• DATASET RECORDS
○ ○ ○ ○ ○ ○ ○
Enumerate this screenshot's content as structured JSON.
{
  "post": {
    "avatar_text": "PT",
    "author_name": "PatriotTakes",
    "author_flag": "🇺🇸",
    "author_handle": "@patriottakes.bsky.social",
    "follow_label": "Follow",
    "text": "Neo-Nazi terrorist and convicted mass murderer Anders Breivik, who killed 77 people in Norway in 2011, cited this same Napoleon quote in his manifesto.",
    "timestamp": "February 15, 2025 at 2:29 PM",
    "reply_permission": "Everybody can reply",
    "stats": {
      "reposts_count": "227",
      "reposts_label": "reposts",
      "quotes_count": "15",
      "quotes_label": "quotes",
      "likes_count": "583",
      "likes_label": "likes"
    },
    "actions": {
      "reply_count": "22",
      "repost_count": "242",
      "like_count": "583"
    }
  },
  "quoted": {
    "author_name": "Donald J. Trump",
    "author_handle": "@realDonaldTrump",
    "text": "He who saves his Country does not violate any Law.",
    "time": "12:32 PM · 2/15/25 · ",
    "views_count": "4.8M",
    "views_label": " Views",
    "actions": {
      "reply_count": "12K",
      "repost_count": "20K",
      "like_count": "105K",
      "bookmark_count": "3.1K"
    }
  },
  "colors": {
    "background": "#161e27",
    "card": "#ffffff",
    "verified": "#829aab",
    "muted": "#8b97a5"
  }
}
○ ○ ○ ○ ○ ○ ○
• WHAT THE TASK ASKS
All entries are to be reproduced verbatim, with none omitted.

• RESPONSE AREA
Enumerate this screenshot's content as structured JSON.
{
  "post": {
    "avatar_text": "PT",
    "author_name": "PatriotTakes",
    "author_flag": "🇺🇸",
    "author_handle": "@patriottakes.bsky.social",
    "follow_label": "Follow",
    "text": "Neo-Nazi terrorist and convicted mass murderer Anders Breivik, who killed 77 people in Norway in 2011, cited this same Napoleon quote in his manifesto.",
    "timestamp": "February 15, 2025 at 2:29 PM",
    "reply_permission": "Everybody can reply",
    "stats": {
      "reposts_count": "227",
      "reposts_label": "reposts",
      "quotes_count": "15",
      "quotes_label": "quotes",
      "likes_count": "583",
      "likes_label": "likes"
    },
    "actions": {
      "reply_count": "22",
      "repost_count": "242",
      "like_count": "583"
    }
  },
  "quoted": {
    "author_name": "Donald J. Trump",
    "author_handle": "@realDonaldTrump",
    "text": "He who saves his Country does not violate any Law.",
    "time": "12:32 PM · 2/15/25 · ",
    "views_count": "4.8M",
    "views_label": " Views",
    "actions": {
      "reply_count": "12K",
      "repost_count": "20K",
      "like_count": "105K",
      "bookmark_count": "3.1K"
    }
  },
  "colors": {
    "background": "#161e27",
    "card": "#ffffff",
    "verified": "#829aab",
    "muted": "#8b97a5"
  }
}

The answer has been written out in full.